On August 31, 2018, U.S. EPA proposed a replacement to the CPP called the Affordable Clean Energy (ACE) Rule. The ACE Rule would consist only of source-specific measures to reduce CO2 emissions. It would also create a loophole for New Source Review preconstruction permitting requirements for existing power plants. The ACE Rule would achieve very minimal emissions reductions compared to CPP, and could potentially increase emissions. CARB submitted comments opposing the ACE Rule on October 31, 2018.
Proposed Federal Plan for the Clean Power Plan
Also on August 3, 2015, U.S. EPA released a proposed federal plan for existing fossil fuel power plants under CPP. (An inadvertent error correction memo was later released on September 2, 2015.) The proposed federal plan serves two purposes: (1) to establish requirements directly applicable to a state’s affected power plants in the case where a state or other jurisdiction does not submit an approvable plan, and (2) to provide model trading rules that states can adopt or tailor for implementation. The proposal also contains enhancements to CAA section 111(d) framework regulations related to the process and timing for state compliance plan submissions and U.S. EPA actions. CARB’s comment letter outlines the State’s experience with implementing the Cap-and-Trade Program and recommendations for improving the proposed federal plan. Because CARB is using the state-measures approach for implementation of CPP in California, California would not fall under the federal plan as long as U.S. EPA approves its state plan.

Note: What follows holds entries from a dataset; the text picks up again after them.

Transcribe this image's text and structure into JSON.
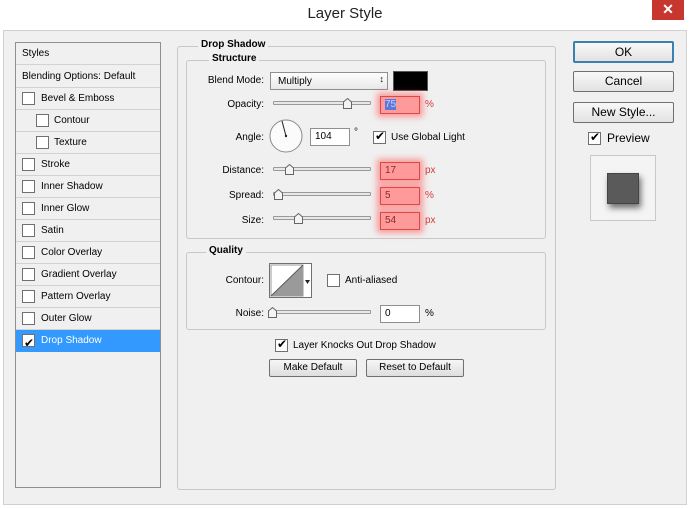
{
  "window": {
    "title": "Layer Style",
    "close_glyph": "✕"
  },
  "styles_list": {
    "header": "Styles",
    "blending": "Blending Options: Default",
    "items": [
      {
        "label": "Bevel & Emboss",
        "checked": false
      },
      {
        "label": "Contour",
        "checked": false
      },
      {
        "label": "Texture",
        "checked": false
      },
      {
        "label": "Stroke",
        "checked": false
      },
      {
        "label": "Inner Shadow",
        "checked": false
      },
      {
        "label": "Inner Glow",
        "checked": false
      },
      {
        "label": "Satin",
        "checked": false
      },
      {
        "label": "Color Overlay",
        "checked": false
      },
      {
        "label": "Gradient Overlay",
        "checked": false
      },
      {
        "label": "Pattern Overlay",
        "checked": false
      },
      {
        "label": "Outer Glow",
        "checked": false
      },
      {
        "label": "Drop Shadow",
        "checked": true,
        "selected": true
      }
    ]
  },
  "drop_shadow": {
    "title": "Drop Shadow",
    "structure": {
      "title": "Structure",
      "blend_mode_label": "Blend Mode:",
      "blend_mode_value": "Multiply",
      "shadow_color": "#000000",
      "opacity_label": "Opacity:",
      "opacity_value": "75",
      "opacity_unit": "%",
      "angle_label": "Angle:",
      "angle_value": "104",
      "angle_unit": "°",
      "use_global_light_label": "Use Global Light",
      "use_global_light": true,
      "distance_label": "Distance:",
      "distance_value": "17",
      "distance_unit": "px",
      "spread_label": "Spread:",
      "spread_value": "5",
      "spread_unit": "%",
      "size_label": "Size:",
      "size_value": "54",
      "size_unit": "px"
    },
    "quality": {
      "title": "Quality",
      "contour_label": "Contour:",
      "anti_aliased_label": "Anti-aliased",
      "anti_aliased": false,
      "noise_label": "Noise:",
      "noise_value": "0",
      "noise_unit": "%"
    },
    "layer_knocks_out_label": "Layer Knocks Out Drop Shadow",
    "layer_knocks_out": true,
    "make_default_label": "Make Default",
    "reset_default_label": "Reset to Default"
  },
  "buttons": {
    "ok": "OK",
    "cancel": "Cancel",
    "new_style": "New Style...",
    "preview_label": "Preview",
    "preview_checked": true
  }
}
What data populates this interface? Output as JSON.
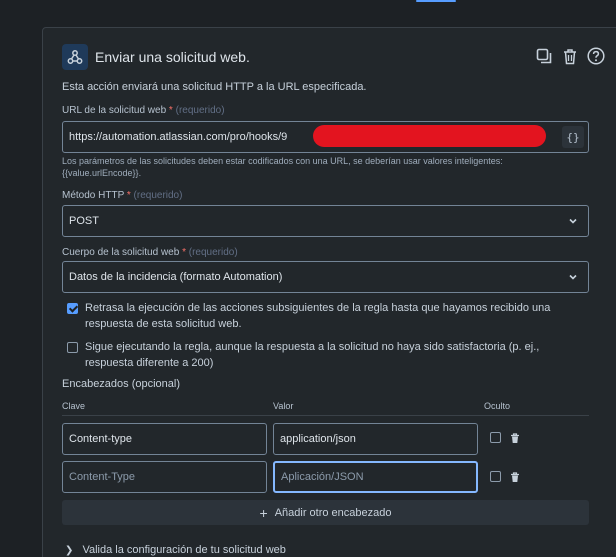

New, Modified, and Reconstructed Power Plants
On September 20, 2013, U.S. EPA proposed a separate but related rulemaking under Section 111(b) of the Federal CAA to limit CO2 emissions from future fossil fuel power plants. CARB worked closely with other State energy agencies to evaluate U.S. EPA's proposed power plant rules and developed comments on U.S. EPA's proposal.
On August 3, 2015, U.S. EPA released the final rule to limit CO2 emissions from new, modified, and reconstructed fossil fuel power plants. The final rule, codified in Subpart TTTT of Chapter 40, Part 60 of the Code of Federal Regulations, requires certain power plants constructed after January 8, 2014, or that commenced reconstruction after June 18, 2014, to meet specific CO2 emission standards.
On December 20, 2018, U.S. EPA published a proposed rule to revise the new power plant standards. Specifically, U.S. EPA proposes to revise the CO2 emission standards for new coal-fired power plants to make them much less stringent. CARB opposes U.S. EPA’s efforts to rollback the Section 111(b) rules for CO2 emissions from new power plants.